The American Medical Association and the American College of Surgeons leaders and those of other physician groups last week testified before the House Energy and Commerce Committee's health subcommittee, once again urging them to reform what they called the "deeply flawed" SGR formula. We have all heard that refrain. But now they are adding a twist. They are coming before Congress with a distinct long range plan to get rid of the SGR with value-related projects such as bundling, and a separate formula for various physician categories instead of a general formula affecting all physicians.
There will be more committees to hear what they say, with testimony expected soon before the powerful House Ways and Means Committee. In March, the Energy and Commerce Committee sent a letter to a whopping 51 medical associations seeking feedback on how to improve the physician payment system. Twenty-nine responses are listed on the House committee's web site.
The medical groups are looking at the future and seeing a hazy picture, but there's a problem, right now: where's the money for it? In Congress, there is talk of $65 million for the yearly "doc fix," but as far as the medical groups are concerned, more than $300 billion is really what's needed to get rid of the SGR once and for all, and start anew.
The latest "doc fix" is scheduled to expire in January 2012, with a proposed cut. The cuts were delayed for months last year.
The groups are seeking "stability" in the structure for the next three to five years before implementing other procedures, and in the process throw out the SGR, which has been controversial and probably ineffective since its implementation in 1997 for calculating Medicare reimbursement for physician services.
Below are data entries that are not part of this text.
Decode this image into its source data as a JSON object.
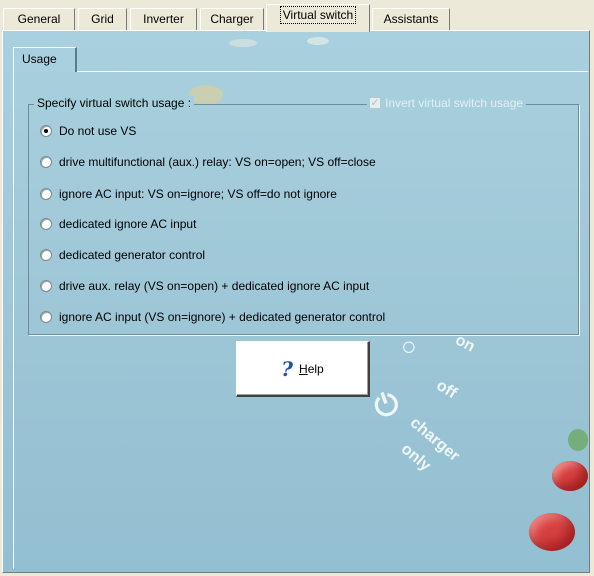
{
  "tabs": [
    "General",
    "Grid",
    "Inverter",
    "Charger",
    "Virtual switch",
    "Assistants"
  ],
  "active_tab": "Virtual switch",
  "inner_tab": "Usage",
  "group": {
    "title": "Specify virtual switch usage :",
    "invert_label": "Invert virtual switch usage",
    "invert_checked": true
  },
  "options": [
    "Do not use VS",
    "drive multifunctional (aux.) relay: VS on=open; VS off=close",
    "ignore AC input: VS on=ignore;  VS off=do not ignore",
    "dedicated ignore AC input",
    "dedicated generator control",
    "drive aux. relay (VS on=open) + dedicated ignore AC input",
    "ignore AC input (VS on=ignore) + dedicated generator control"
  ],
  "selected_option": 0,
  "help": {
    "label_rest": "elp",
    "label_mnemonic": "H"
  },
  "background_text": {
    "on": "on",
    "off": "off",
    "charger": "charger",
    "only": "only"
  },
  "colors": {
    "panel": "#a9d0de",
    "help_icon": "#1f4fa8",
    "led_red": "#d84040",
    "led_green": "#5aa040"
  }
}
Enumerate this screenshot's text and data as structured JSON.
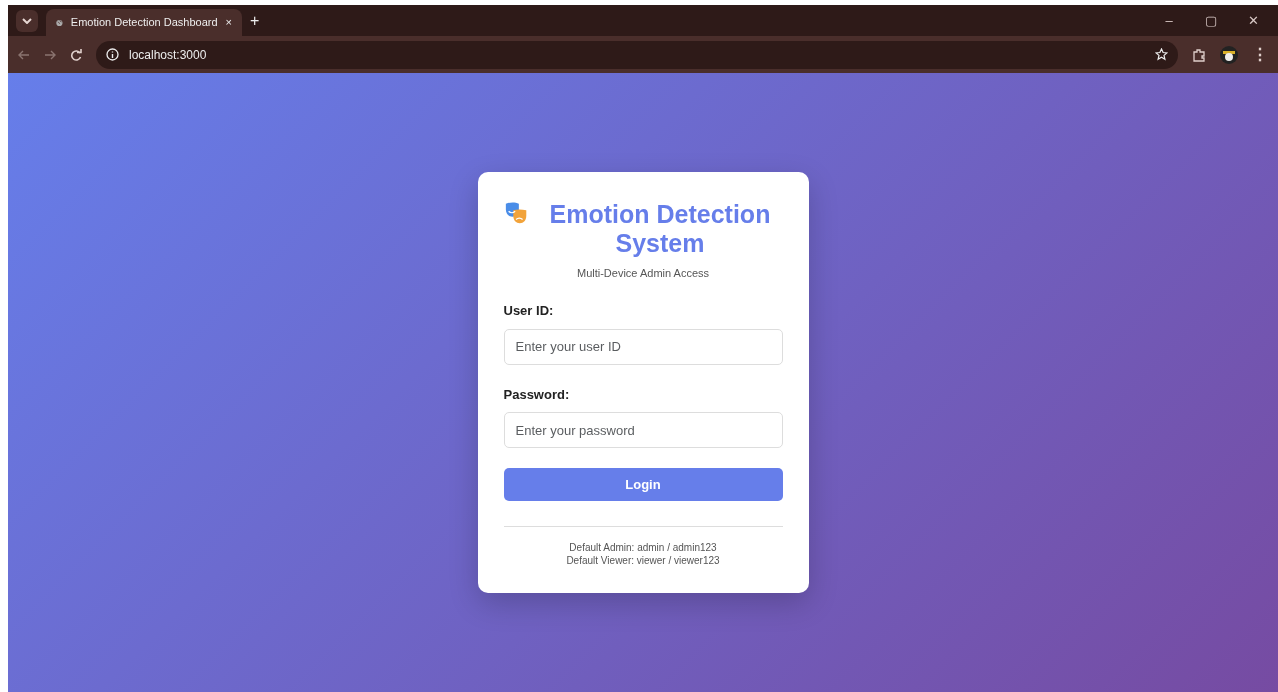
{
  "browser": {
    "tab_title": "Emotion Detection Dashboard",
    "tab_close": "×",
    "new_tab": "+",
    "address": "localhost:3000",
    "window_controls": [
      "–",
      "▢",
      "✕"
    ],
    "menu": "⋮"
  },
  "login": {
    "title": "Emotion Detection System",
    "subtitle": "Multi-Device Admin Access",
    "fields": [
      {
        "label": "User ID:",
        "placeholder": "Enter your user ID"
      },
      {
        "label": "Password:",
        "placeholder": "Enter your password"
      }
    ],
    "button": "Login",
    "hints": [
      "Default Admin: admin / admin123",
      "Default Viewer: viewer / viewer123"
    ]
  }
}
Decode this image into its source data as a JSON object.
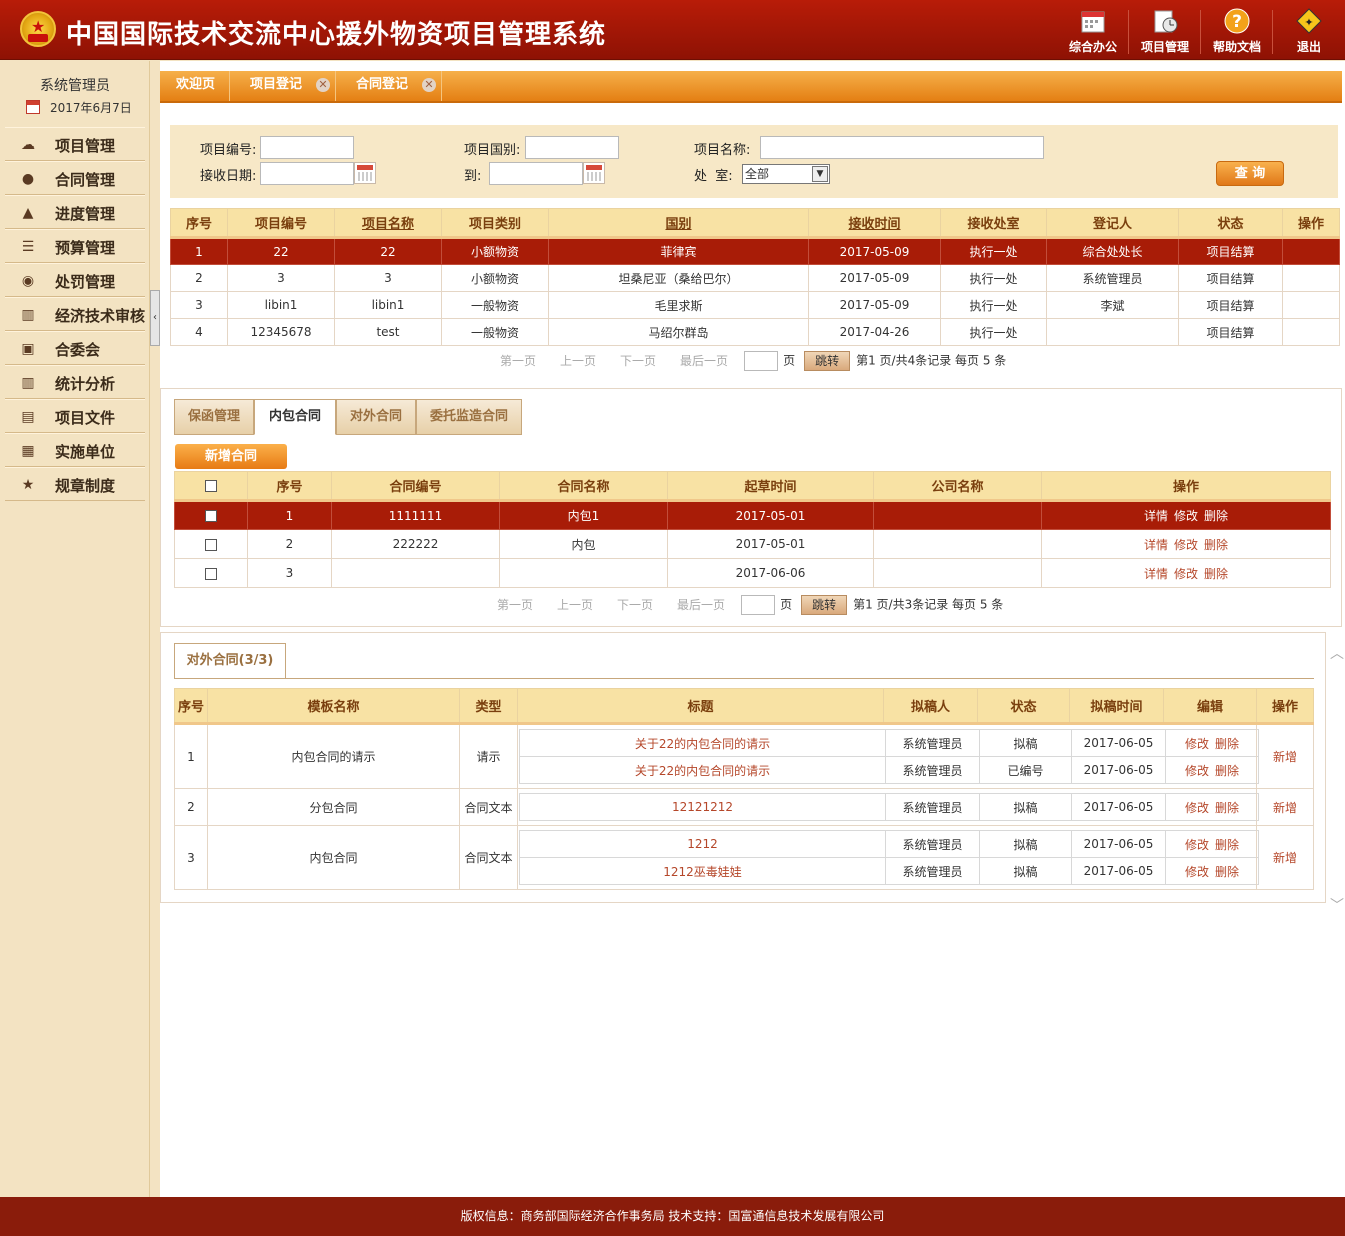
{
  "app": {
    "title": "中国国际技术交流中心援外物资项目管理系统"
  },
  "topnav": [
    {
      "label": "综合办公",
      "icon": "calendar-icon"
    },
    {
      "label": "项目管理",
      "icon": "clipboard-clock-icon"
    },
    {
      "label": "帮助文档",
      "icon": "help-icon"
    },
    {
      "label": "退出",
      "icon": "exit-sign-icon"
    }
  ],
  "user": {
    "name": "系统管理员",
    "date": "2017年6月7日"
  },
  "sidebar": {
    "items": [
      {
        "label": "项目管理",
        "icon": "cloud-icon"
      },
      {
        "label": "合同管理",
        "icon": "tag-icon"
      },
      {
        "label": "进度管理",
        "icon": "chart-mountain-icon"
      },
      {
        "label": "预算管理",
        "icon": "list-icon"
      },
      {
        "label": "处罚管理",
        "icon": "pill-icon"
      },
      {
        "label": "经济技术审核",
        "icon": "bar-chart-icon"
      },
      {
        "label": "合委会",
        "icon": "picture-icon"
      },
      {
        "label": "统计分析",
        "icon": "stats-icon"
      },
      {
        "label": "项目文件",
        "icon": "image-icon"
      },
      {
        "label": "实施单位",
        "icon": "document-icon"
      },
      {
        "label": "规章制度",
        "icon": "star-icon"
      }
    ]
  },
  "tabs": [
    {
      "label": "欢迎页",
      "closable": false
    },
    {
      "label": "项目登记",
      "closable": true
    },
    {
      "label": "合同登记",
      "closable": true
    }
  ],
  "search": {
    "project_no_label": "项目编号:",
    "project_type_label": "项目国别:",
    "project_name_label": "项目名称:",
    "receive_date_label": "接收日期:",
    "to_label": "到:",
    "dept_label": "处  室:",
    "dept_value": "全部",
    "query_button": "查 询"
  },
  "project_table": {
    "headers": [
      "序号",
      "项目编号",
      "项目名称",
      "项目类别",
      "国别",
      "接收时间",
      "接收处室",
      "登记人",
      "状态",
      "操作"
    ],
    "rows": [
      [
        "1",
        "22",
        "22",
        "小额物资",
        "菲律宾",
        "2017-05-09",
        "执行一处",
        "综合处处长",
        "项目结算",
        ""
      ],
      [
        "2",
        "3",
        "3",
        "小额物资",
        "坦桑尼亚（桑给巴尔）",
        "2017-05-09",
        "执行一处",
        "系统管理员",
        "项目结算",
        ""
      ],
      [
        "3",
        "libin1",
        "libin1",
        "一般物资",
        "毛里求斯",
        "2017-05-09",
        "执行一处",
        "李斌",
        "项目结算",
        ""
      ],
      [
        "4",
        "12345678",
        "test",
        "一般物资",
        "马绍尔群岛",
        "2017-04-26",
        "执行一处",
        "",
        "项目结算",
        ""
      ]
    ],
    "pager": {
      "first": "第一页",
      "prev": "上一页",
      "next": "下一页",
      "last": "最后一页",
      "page_unit": "页",
      "jump": "跳转",
      "info": "第1 页/共4条记录 每页 5 条"
    }
  },
  "contract_section": {
    "tabs": [
      "保函管理",
      "内包合同",
      "对外合同",
      "委托监造合同"
    ],
    "add_button": "新增合同",
    "headers": [
      "序号",
      "合同编号",
      "合同名称",
      "起草时间",
      "公司名称",
      "操作"
    ],
    "rows": [
      [
        "1",
        "1111111",
        "内包1",
        "2017-05-01",
        ""
      ],
      [
        "2",
        "222222",
        "内包",
        "2017-05-01",
        ""
      ],
      [
        "3",
        "",
        "",
        "2017-06-06",
        ""
      ]
    ],
    "actions": {
      "detail": "详情",
      "edit": "修改",
      "delete": "删除"
    },
    "pager": {
      "first": "第一页",
      "prev": "上一页",
      "next": "下一页",
      "last": "最后一页",
      "page_unit": "页",
      "jump": "跳转",
      "info": "第1 页/共3条记录 每页 5 条"
    }
  },
  "external_section": {
    "tab": "对外合同(3/3)",
    "headers": [
      "序号",
      "模板名称",
      "类型",
      "标题",
      "拟稿人",
      "状态",
      "拟稿时间",
      "编辑",
      "操作"
    ],
    "groups": [
      {
        "no": "1",
        "template": "内包合同的请示",
        "type": "请示",
        "add": "新增",
        "docs": [
          {
            "title": "关于22的内包合同的请示",
            "author": "系统管理员",
            "status": "拟稿",
            "time": "2017-06-05"
          },
          {
            "title": "关于22的内包合同的请示",
            "author": "系统管理员",
            "status": "已编号",
            "time": "2017-06-05"
          }
        ]
      },
      {
        "no": "2",
        "template": "分包合同",
        "type": "合同文本",
        "add": "新增",
        "docs": [
          {
            "title": "12121212",
            "author": "系统管理员",
            "status": "拟稿",
            "time": "2017-06-05"
          }
        ]
      },
      {
        "no": "3",
        "template": "内包合同",
        "type": "合同文本",
        "add": "新增",
        "docs": [
          {
            "title": "1212",
            "author": "系统管理员",
            "status": "拟稿",
            "time": "2017-06-05"
          },
          {
            "title": "1212巫毒娃娃",
            "author": "系统管理员",
            "status": "拟稿",
            "time": "2017-06-05"
          }
        ]
      }
    ],
    "edit_label": "修改",
    "delete_label": "删除"
  },
  "footer": {
    "text": "版权信息：商务部国际经济合作事务局  技术支持：国富通信息技术发展有限公司"
  }
}
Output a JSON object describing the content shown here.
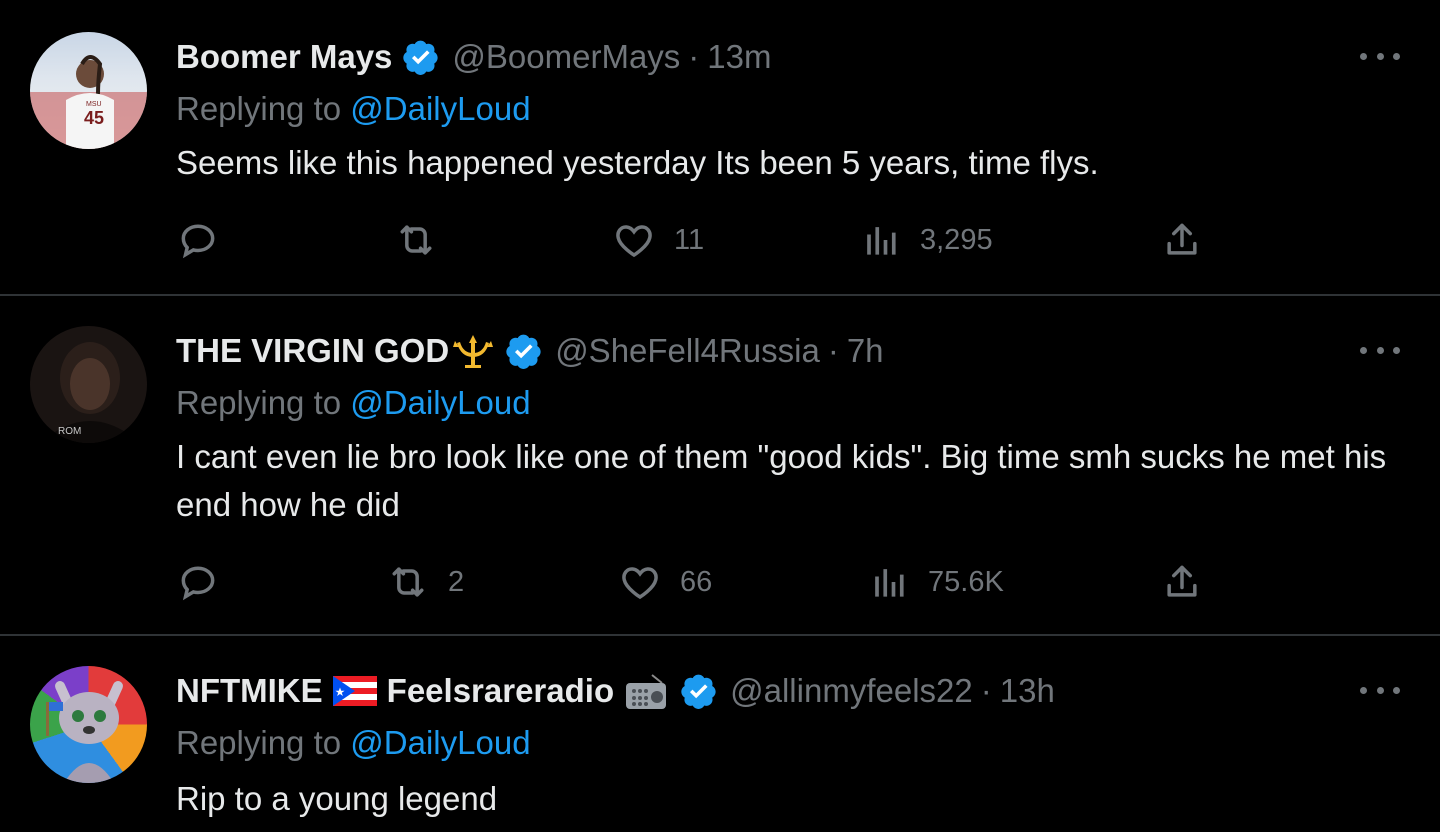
{
  "colors": {
    "background": "#000000",
    "text": "#e7e9ea",
    "secondary": "#71767b",
    "accent": "#1d9bf0",
    "divider": "#2f3336"
  },
  "tweets": [
    {
      "name": "Boomer Mays",
      "handle": "@BoomerMays",
      "separator": "·",
      "time": "13m",
      "replying_prefix": "Replying to",
      "replying_to": "@DailyLoud",
      "text": "Seems like this happened yesterday Its been 5 years, time flys.",
      "replies": "",
      "retweets": "",
      "likes": "11",
      "views": "3,295"
    },
    {
      "name": "THE VIRGIN GOD",
      "name_emoji_icon": "trident-icon",
      "handle": "@SheFell4Russia",
      "separator": "·",
      "time": "7h",
      "replying_prefix": "Replying to",
      "replying_to": "@DailyLoud",
      "text": "I cant even lie bro look like one of them \"good kids\". Big time smh sucks he met his end how he did",
      "replies": "",
      "retweets": "2",
      "likes": "66",
      "views": "75.6K"
    },
    {
      "name": "NFTMIKE",
      "name_flag_icon": "puerto-rico-flag-icon",
      "name_suffix": "Feelsrareradio",
      "name_emoji_icon": "radio-icon",
      "handle": "@allinmyfeels22",
      "separator": "·",
      "time": "13h",
      "replying_prefix": "Replying to",
      "replying_to": "@DailyLoud",
      "text": "Rip to a young legend"
    }
  ]
}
The SGR was enacted to determine physician payment updates under Medicare Part B.
The 10-year cost of a long-term solution has grown from about $48 billion in 2005 to nearly $300 billion today, the physician groups say. Congress passed legislation last year that freezes Medicare reimbursement to physicians through the end of 2011 and averted a 25% pay cut scheduled for January 1, 2011. Earlier in the year, Congress passed at least five delays to the cuts.